ASYLUM seeking adolescents who come to Slovakia without their parents or other legal representative will not be sent to the camp for asylum seekers. They will wait for the decision at the facilities for social protection of children and social guardianship, according to the amendment to the law on asylum authored by the Interior Ministry.
The ministry has already submitted the new law for interdepartmental review, the SITA newswire reported on November 18.
Based on the new rules, the foster homes where the unaccompanied children are currently placed will have to create conditions for making interview with asylum seeking adolescents directly at its premises. It will also have to create room for the adolescents to meet with representatives of international organisations.
Moreover, when the asylum seekers reach legal adulthood, they will be able to ask the facility to stay there and not be sent automatically the camp for asylum seekers, Marta Fabianová of the Interior Ministry said, as reported by SITA.
The foster home will also have to inform the Interior Ministry if the adolescents who asked for the asylum left the home without consent. If they are out of the foster home for more than seven days, the asylum proceeding will be stopped.
The amendment also changes some paragraphs of the law on socio-legal protection of children and social guardianship, as well as the Code of Civil Procedure and the law on residence of foreigners. It should also harmonise the Slovak laws with European regulations that apply for the international protection, Fabianová said, as reported by SITA.
If passed by the government, and subsequently the parliament, the amendment will come into force on July 1.
It was the Human Rights League (HRL) which pointed to the problem with asylum seeking children to the camp where mostly the adults are. According HRL lawyer Zuzana Števulová, such practices should change. The reason is that children can meet there smugglers or human traffickers.
The HRL further said that between 2009 and 2013, 775 unaccompanied children came to Slovakia altogether, but 70-90 percent of them disappeared. Some asked for asylum, but most of them were placed in the special foster home in Medzilaborce. These children often become victims of human trafficking, sexual violence or labour exploitation, SITA wrote.

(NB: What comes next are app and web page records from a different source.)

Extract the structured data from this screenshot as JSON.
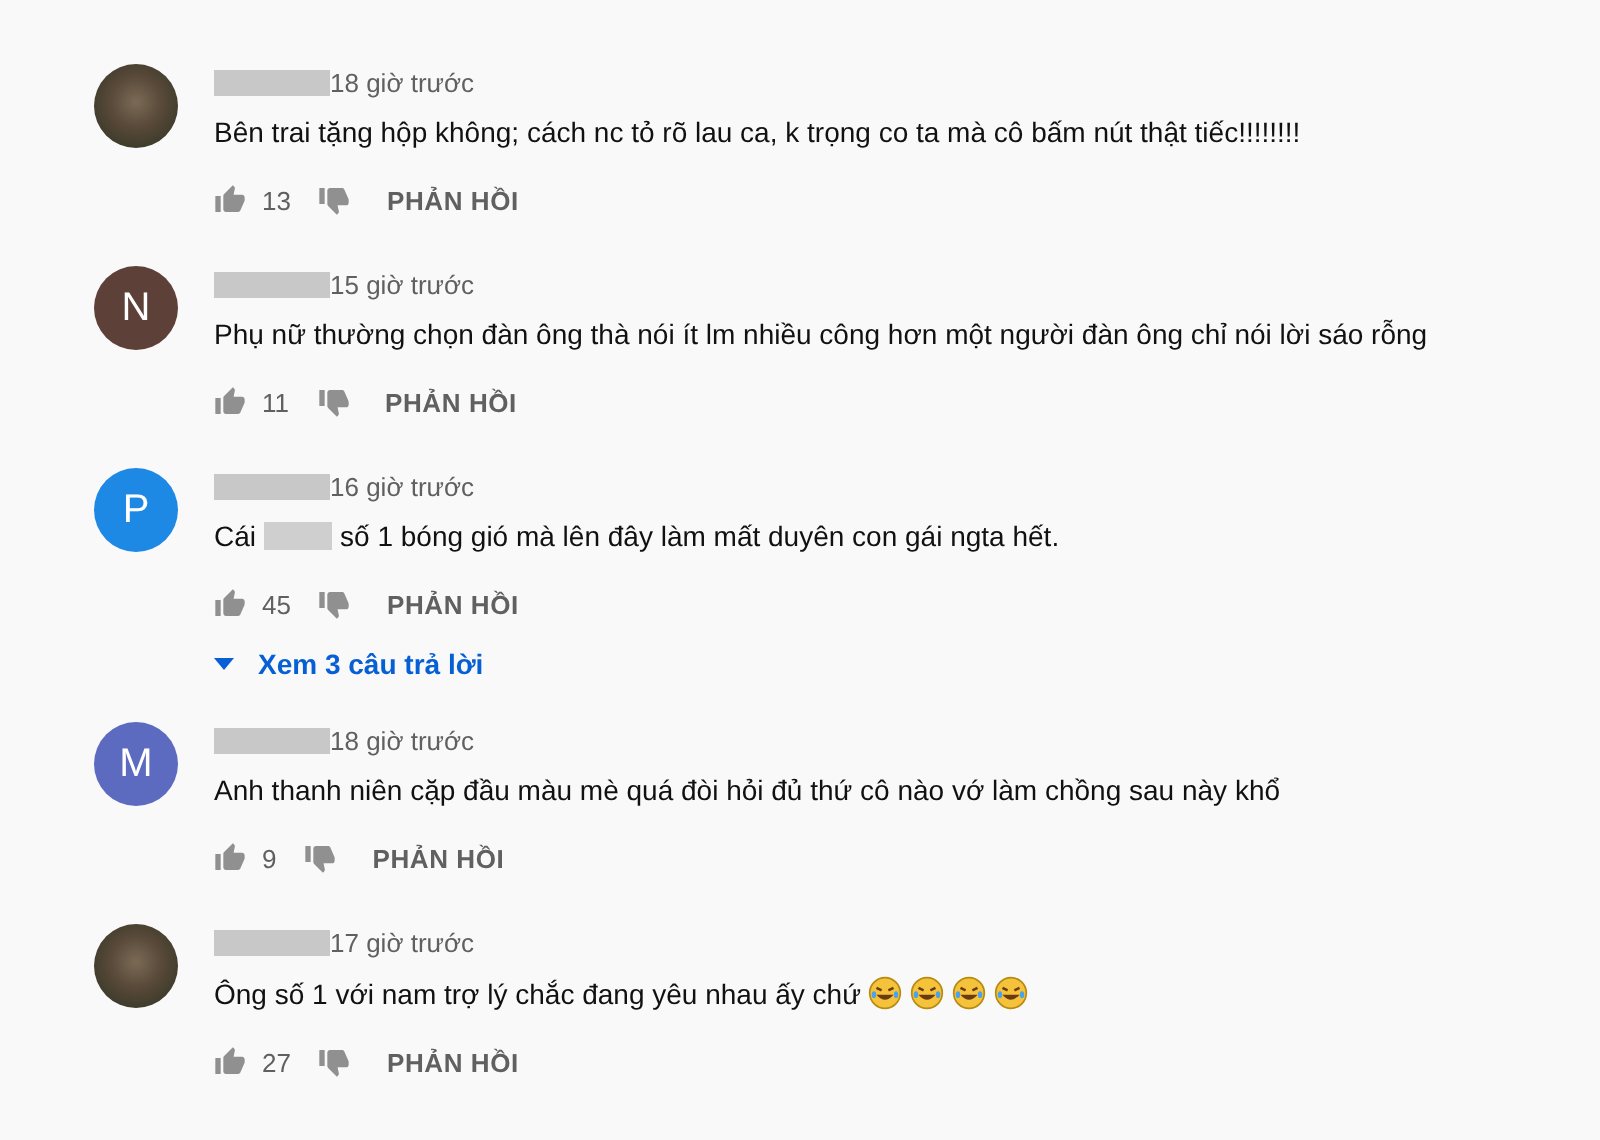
{
  "comments": [
    {
      "avatar": {
        "kind": "photo"
      },
      "time": "18 giờ trước",
      "text": [
        {
          "kind": "text",
          "value": "Bên trai tặng hộp không;  cách nc tỏ rõ  lau ca, k trọng  co ta mà cô bấm nút thật tiếc!!!!!!!!"
        }
      ],
      "likes": "13",
      "reply": "PHẢN HỒI"
    },
    {
      "avatar": {
        "kind": "letter",
        "letter": "N",
        "color": "#5d4037"
      },
      "time": "15 giờ trước",
      "text": [
        {
          "kind": "text",
          "value": "Phụ nữ thường chọn đàn ông thà nói ít lm nhiều công hơn một người đàn ông chỉ nói lời sáo rỗng"
        }
      ],
      "likes": "11",
      "reply": "PHẢN HỒI"
    },
    {
      "avatar": {
        "kind": "letter",
        "letter": "P",
        "color": "#1e88e5"
      },
      "time": "16 giờ trước",
      "text": [
        {
          "kind": "text",
          "value": "Cái"
        },
        {
          "kind": "redacted"
        },
        {
          "kind": "text",
          "value": "số 1 bóng gió mà lên đây làm mất duyên con gái ngta hết."
        }
      ],
      "likes": "45",
      "reply": "PHẢN HỒI",
      "replies_link": "Xem 3 câu trả lời"
    },
    {
      "avatar": {
        "kind": "letter",
        "letter": "M",
        "color": "#5c6bc0"
      },
      "time": "18 giờ trước",
      "text": [
        {
          "kind": "text",
          "value": "Anh thanh niên cặp đầu màu mè quá đòi hỏi đủ thứ cô nào vớ làm chồng sau này khổ"
        }
      ],
      "likes": "9",
      "reply": "PHẢN HỒI"
    },
    {
      "avatar": {
        "kind": "photo"
      },
      "time": "17 giờ trước",
      "text": [
        {
          "kind": "text",
          "value": "Ông số 1 với nam trợ lý chắc đang yêu nhau ấy chứ"
        },
        {
          "kind": "emoji"
        },
        {
          "kind": "emoji"
        },
        {
          "kind": "emoji"
        },
        {
          "kind": "emoji"
        }
      ],
      "likes": "27",
      "reply": "PHẢN HỒI"
    }
  ]
}
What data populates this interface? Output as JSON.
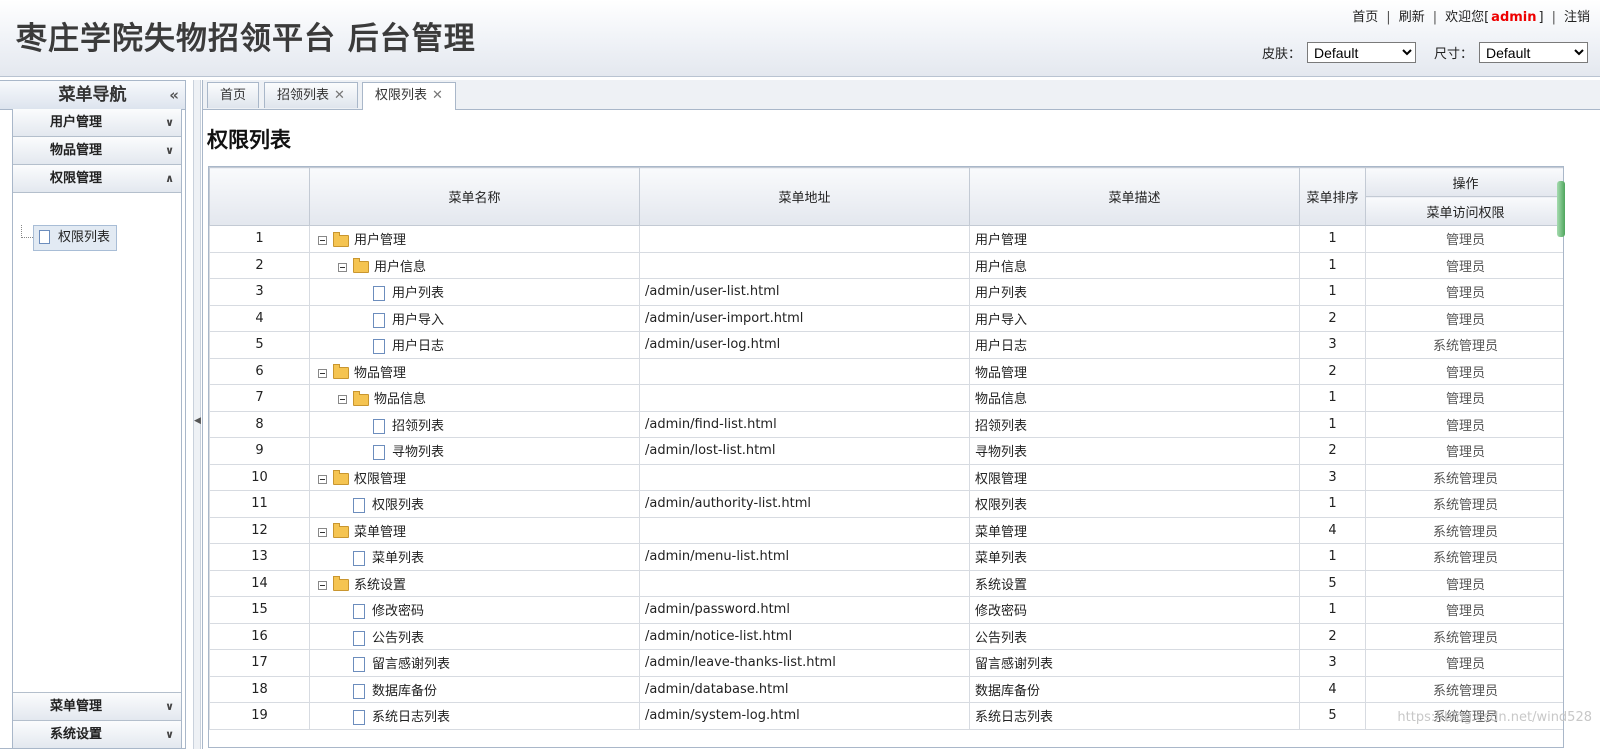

Compiled by Radka Minarechová from press reports
The Slovak Spectator cannot vouch for the accuracy of the information presented in its Flash News postings.
19. Nov 2014 at 14:00